Why progressives need to understand that free speech does not only protect friendly speech
By now, I’m sure many know about the “Draw Mohammed” contest in Texas that ended in a shooting. Pamela Geller and her organization (American Freedom Defense Initiative) held a “contest” for ten-thousand dollars to anyone who could draw an image of Mohammed. Oddly enough, there are many on the left and the right who disagreed with Geller’s tactics, and are attacking her and her group for what they were doing.
While Geller and her hate group are clearly provocative in their tactics, I disagree with those who say that Geller and her group should not have held the contest. I know many of my progressive friends and colleagues will disagree with my opinion, but I think Geller and her group had every right to do what they did.
What Geller did was in bad taste, certainly, but the First Amendment does not just protect friendly speech. Offensive speech is to be protected to, even if this speech is meant to be provocative toward others.
Bill O’Reilly is one of the main figures on the right to criticize Geller and her group for what they were doing. Honestly, I expected an outpouring of support from the right, but the support has been mixed. O’Reilly has said that what Geller did was “stupid” and that she is merely poking Muslims for a negative reaction.

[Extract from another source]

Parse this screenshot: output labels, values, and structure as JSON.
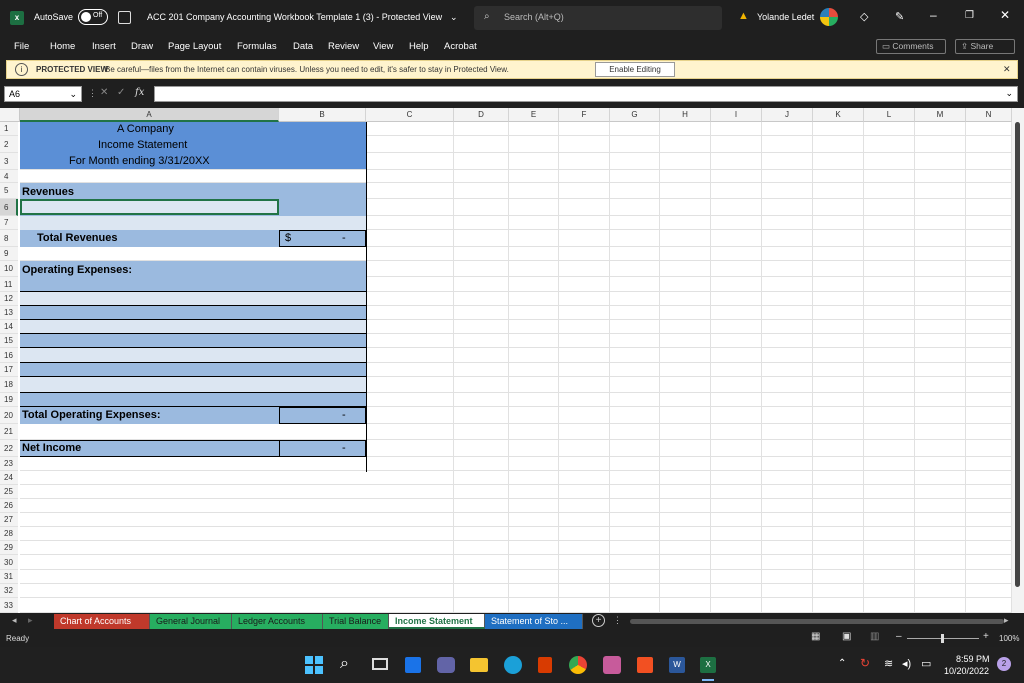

While, that might be true, it doesn’t mean we can’t be “provocative” to members of another religion. Geller and her group has every right to be provocative towards Muslims, and in no way should progressives make the case that “provocative” speech in this case is not warranted.
I understand Muslims are not a powerful group in America, and that Geller did what she did in pure hatred to Muslims alone. If someone asked Geller what her opinion on Piss Christ is, odds are she wouldn’t be in favor of it. That is beside the point, however.
While I don’t follow the philosophy of unnecessary provocation, freedom of speech protects many aspects of speech, including provocative speech. My problem with O’Reilly attacking Geller is not that I think Geller or her group are great. It’s a precedent issue.
If we say that we should not allow provocative speech against Muslims, why should it stop there? If we can’t criticize one religion with provocative speech, why not all the others? What’s to stop Christians, who love to play the victim, from making the case that their doctrine and beliefs cannot be criticized? Nothing.
There is a slippery slope here. While Geller did what she did in bad taste, she still has every right to do what she did. We should not allow insulting religion to be separate from the First Amendment. That opens a can-of worms that would do much more harm than good.
Here is a video link that elaborates more on this topic. Freedom of speech protects all aspects of speech, not just speech we consider convenient to our personal beliefs.